(Dataset rows for apps and sites)
/---

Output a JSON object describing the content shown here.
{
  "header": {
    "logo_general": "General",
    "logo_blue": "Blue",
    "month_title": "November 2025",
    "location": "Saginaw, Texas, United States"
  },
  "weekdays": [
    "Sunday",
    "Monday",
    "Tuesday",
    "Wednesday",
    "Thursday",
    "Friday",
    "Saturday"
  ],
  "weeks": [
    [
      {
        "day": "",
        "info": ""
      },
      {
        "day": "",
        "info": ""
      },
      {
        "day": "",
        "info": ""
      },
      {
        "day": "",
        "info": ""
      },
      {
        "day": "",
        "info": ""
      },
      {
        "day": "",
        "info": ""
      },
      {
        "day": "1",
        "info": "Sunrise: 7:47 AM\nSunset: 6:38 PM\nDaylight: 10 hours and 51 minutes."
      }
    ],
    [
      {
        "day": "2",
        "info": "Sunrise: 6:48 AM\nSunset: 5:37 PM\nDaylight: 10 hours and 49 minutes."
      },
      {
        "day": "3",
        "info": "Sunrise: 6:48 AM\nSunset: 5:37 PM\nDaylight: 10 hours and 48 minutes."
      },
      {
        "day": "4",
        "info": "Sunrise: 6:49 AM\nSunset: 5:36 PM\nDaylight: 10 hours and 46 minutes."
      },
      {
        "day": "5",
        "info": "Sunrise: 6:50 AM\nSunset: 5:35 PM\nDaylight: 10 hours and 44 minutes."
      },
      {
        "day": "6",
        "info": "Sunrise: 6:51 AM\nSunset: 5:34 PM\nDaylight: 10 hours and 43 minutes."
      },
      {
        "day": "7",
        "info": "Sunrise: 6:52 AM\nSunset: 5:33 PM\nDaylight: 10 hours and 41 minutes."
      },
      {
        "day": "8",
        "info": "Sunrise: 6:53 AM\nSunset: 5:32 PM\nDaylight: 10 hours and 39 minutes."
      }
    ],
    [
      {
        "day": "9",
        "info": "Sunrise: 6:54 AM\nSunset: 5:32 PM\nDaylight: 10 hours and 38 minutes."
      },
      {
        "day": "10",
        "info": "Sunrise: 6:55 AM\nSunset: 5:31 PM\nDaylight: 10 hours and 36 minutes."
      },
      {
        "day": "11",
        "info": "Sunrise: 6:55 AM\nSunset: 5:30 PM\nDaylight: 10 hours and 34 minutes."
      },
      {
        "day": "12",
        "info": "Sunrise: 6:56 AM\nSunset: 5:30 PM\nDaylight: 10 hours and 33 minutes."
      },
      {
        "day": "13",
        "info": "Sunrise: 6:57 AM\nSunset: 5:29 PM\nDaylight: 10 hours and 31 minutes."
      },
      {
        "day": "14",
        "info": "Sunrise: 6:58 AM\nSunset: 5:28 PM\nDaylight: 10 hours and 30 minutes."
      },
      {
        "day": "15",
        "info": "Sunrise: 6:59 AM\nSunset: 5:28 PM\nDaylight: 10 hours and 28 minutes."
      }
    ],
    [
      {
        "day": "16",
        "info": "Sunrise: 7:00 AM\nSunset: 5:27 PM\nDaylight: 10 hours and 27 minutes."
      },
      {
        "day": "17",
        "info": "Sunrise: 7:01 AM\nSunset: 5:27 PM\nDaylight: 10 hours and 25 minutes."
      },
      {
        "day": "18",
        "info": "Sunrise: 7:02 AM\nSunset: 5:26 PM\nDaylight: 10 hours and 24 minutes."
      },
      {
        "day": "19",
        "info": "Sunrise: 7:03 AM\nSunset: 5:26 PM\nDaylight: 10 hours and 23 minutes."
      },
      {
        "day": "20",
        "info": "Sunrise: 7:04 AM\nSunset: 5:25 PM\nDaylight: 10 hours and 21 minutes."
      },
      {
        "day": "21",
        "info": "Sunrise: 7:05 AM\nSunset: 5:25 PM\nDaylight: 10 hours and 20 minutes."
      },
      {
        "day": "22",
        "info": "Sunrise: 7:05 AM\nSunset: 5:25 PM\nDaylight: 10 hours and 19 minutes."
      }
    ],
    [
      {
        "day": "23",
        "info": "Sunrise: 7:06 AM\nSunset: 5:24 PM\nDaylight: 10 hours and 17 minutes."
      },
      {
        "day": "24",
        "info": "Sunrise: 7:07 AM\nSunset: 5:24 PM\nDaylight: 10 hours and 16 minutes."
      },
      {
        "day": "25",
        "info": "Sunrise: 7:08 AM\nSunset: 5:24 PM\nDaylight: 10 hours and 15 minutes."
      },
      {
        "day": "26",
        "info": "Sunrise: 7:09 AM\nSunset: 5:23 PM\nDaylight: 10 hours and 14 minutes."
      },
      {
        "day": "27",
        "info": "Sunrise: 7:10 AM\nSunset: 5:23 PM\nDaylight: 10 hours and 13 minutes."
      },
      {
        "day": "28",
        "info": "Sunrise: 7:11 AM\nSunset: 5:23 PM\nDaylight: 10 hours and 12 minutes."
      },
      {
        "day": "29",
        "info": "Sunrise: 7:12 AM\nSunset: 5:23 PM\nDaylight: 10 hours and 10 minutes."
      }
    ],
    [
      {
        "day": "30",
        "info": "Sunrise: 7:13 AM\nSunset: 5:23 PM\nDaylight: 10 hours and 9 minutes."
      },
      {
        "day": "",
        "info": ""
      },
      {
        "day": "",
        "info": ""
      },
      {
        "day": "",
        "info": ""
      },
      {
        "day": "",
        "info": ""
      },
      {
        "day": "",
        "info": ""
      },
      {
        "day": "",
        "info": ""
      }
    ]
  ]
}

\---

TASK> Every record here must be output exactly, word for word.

OUTPUT FOR THIS EXERCISE>
Output a JSON object describing the content shown here.
{
  "header": {
    "logo_general": "General",
    "logo_blue": "Blue",
    "month_title": "November 2025",
    "location": "Saginaw, Texas, United States"
  },
  "weekdays": [
    "Sunday",
    "Monday",
    "Tuesday",
    "Wednesday",
    "Thursday",
    "Friday",
    "Saturday"
  ],
  "weeks": [
    [
      {
        "day": "",
        "info": ""
      },
      {
        "day": "",
        "info": ""
      },
      {
        "day": "",
        "info": ""
      },
      {
        "day": "",
        "info": ""
      },
      {
        "day": "",
        "info": ""
      },
      {
        "day": "",
        "info": ""
      },
      {
        "day": "1",
        "info": "Sunrise: 7:47 AM\nSunset: 6:38 PM\nDaylight: 10 hours and 51 minutes."
      }
    ],
    [
      {
        "day": "2",
        "info": "Sunrise: 6:48 AM\nSunset: 5:37 PM\nDaylight: 10 hours and 49 minutes."
      },
      {
        "day": "3",
        "info": "Sunrise: 6:48 AM\nSunset: 5:37 PM\nDaylight: 10 hours and 48 minutes."
      },
      {
        "day": "4",
        "info": "Sunrise: 6:49 AM\nSunset: 5:36 PM\nDaylight: 10 hours and 46 minutes."
      },
      {
        "day": "5",
        "info": "Sunrise: 6:50 AM\nSunset: 5:35 PM\nDaylight: 10 hours and 44 minutes."
      },
      {
        "day": "6",
        "info": "Sunrise: 6:51 AM\nSunset: 5:34 PM\nDaylight: 10 hours and 43 minutes."
      },
      {
        "day": "7",
        "info": "Sunrise: 6:52 AM\nSunset: 5:33 PM\nDaylight: 10 hours and 41 minutes."
      },
      {
        "day": "8",
        "info": "Sunrise: 6:53 AM\nSunset: 5:32 PM\nDaylight: 10 hours and 39 minutes."
      }
    ],
    [
      {
        "day": "9",
        "info": "Sunrise: 6:54 AM\nSunset: 5:32 PM\nDaylight: 10 hours and 38 minutes."
      },
      {
        "day": "10",
        "info": "Sunrise: 6:55 AM\nSunset: 5:31 PM\nDaylight: 10 hours and 36 minutes."
      },
      {
        "day": "11",
        "info": "Sunrise: 6:55 AM\nSunset: 5:30 PM\nDaylight: 10 hours and 34 minutes."
      },
      {
        "day": "12",
        "info": "Sunrise: 6:56 AM\nSunset: 5:30 PM\nDaylight: 10 hours and 33 minutes."
      },
      {
        "day": "13",
        "info": "Sunrise: 6:57 AM\nSunset: 5:29 PM\nDaylight: 10 hours and 31 minutes."
      },
      {
        "day": "14",
        "info": "Sunrise: 6:58 AM\nSunset: 5:28 PM\nDaylight: 10 hours and 30 minutes."
      },
      {
        "day": "15",
        "info": "Sunrise: 6:59 AM\nSunset: 5:28 PM\nDaylight: 10 hours and 28 minutes."
      }
    ],
    [
      {
        "day": "16",
        "info": "Sunrise: 7:00 AM\nSunset: 5:27 PM\nDaylight: 10 hours and 27 minutes."
      },
      {
        "day": "17",
        "info": "Sunrise: 7:01 AM\nSunset: 5:27 PM\nDaylight: 10 hours and 25 minutes."
      },
      {
        "day": "18",
        "info": "Sunrise: 7:02 AM\nSunset: 5:26 PM\nDaylight: 10 hours and 24 minutes."
      },
      {
        "day": "19",
        "info": "Sunrise: 7:03 AM\nSunset: 5:26 PM\nDaylight: 10 hours and 23 minutes."
      },
      {
        "day": "20",
        "info": "Sunrise: 7:04 AM\nSunset: 5:25 PM\nDaylight: 10 hours and 21 minutes."
      },
      {
        "day": "21",
        "info": "Sunrise: 7:05 AM\nSunset: 5:25 PM\nDaylight: 10 hours and 20 minutes."
      },
      {
        "day": "22",
        "info": "Sunrise: 7:05 AM\nSunset: 5:25 PM\nDaylight: 10 hours and 19 minutes."
      }
    ],
    [
      {
        "day": "23",
        "info": "Sunrise: 7:06 AM\nSunset: 5:24 PM\nDaylight: 10 hours and 17 minutes."
      },
      {
        "day": "24",
        "info": "Sunrise: 7:07 AM\nSunset: 5:24 PM\nDaylight: 10 hours and 16 minutes."
      },
      {
        "day": "25",
        "info": "Sunrise: 7:08 AM\nSunset: 5:24 PM\nDaylight: 10 hours and 15 minutes."
      },
      {
        "day": "26",
        "info": "Sunrise: 7:09 AM\nSunset: 5:23 PM\nDaylight: 10 hours and 14 minutes."
      },
      {
        "day": "27",
        "info": "Sunrise: 7:10 AM\nSunset: 5:23 PM\nDaylight: 10 hours and 13 minutes."
      },
      {
        "day": "28",
        "info": "Sunrise: 7:11 AM\nSunset: 5:23 PM\nDaylight: 10 hours and 12 minutes."
      },
      {
        "day": "29",
        "info": "Sunrise: 7:12 AM\nSunset: 5:23 PM\nDaylight: 10 hours and 10 minutes."
      }
    ],
    [
      {
        "day": "30",
        "info": "Sunrise: 7:13 AM\nSunset: 5:23 PM\nDaylight: 10 hours and 9 minutes."
      },
      {
        "day": "",
        "info": ""
      },
      {
        "day": "",
        "info": ""
      },
      {
        "day": "",
        "info": ""
      },
      {
        "day": "",
        "info": ""
      },
      {
        "day": "",
        "info": ""
      },
      {
        "day": "",
        "info": ""
      }
    ]
  ]
}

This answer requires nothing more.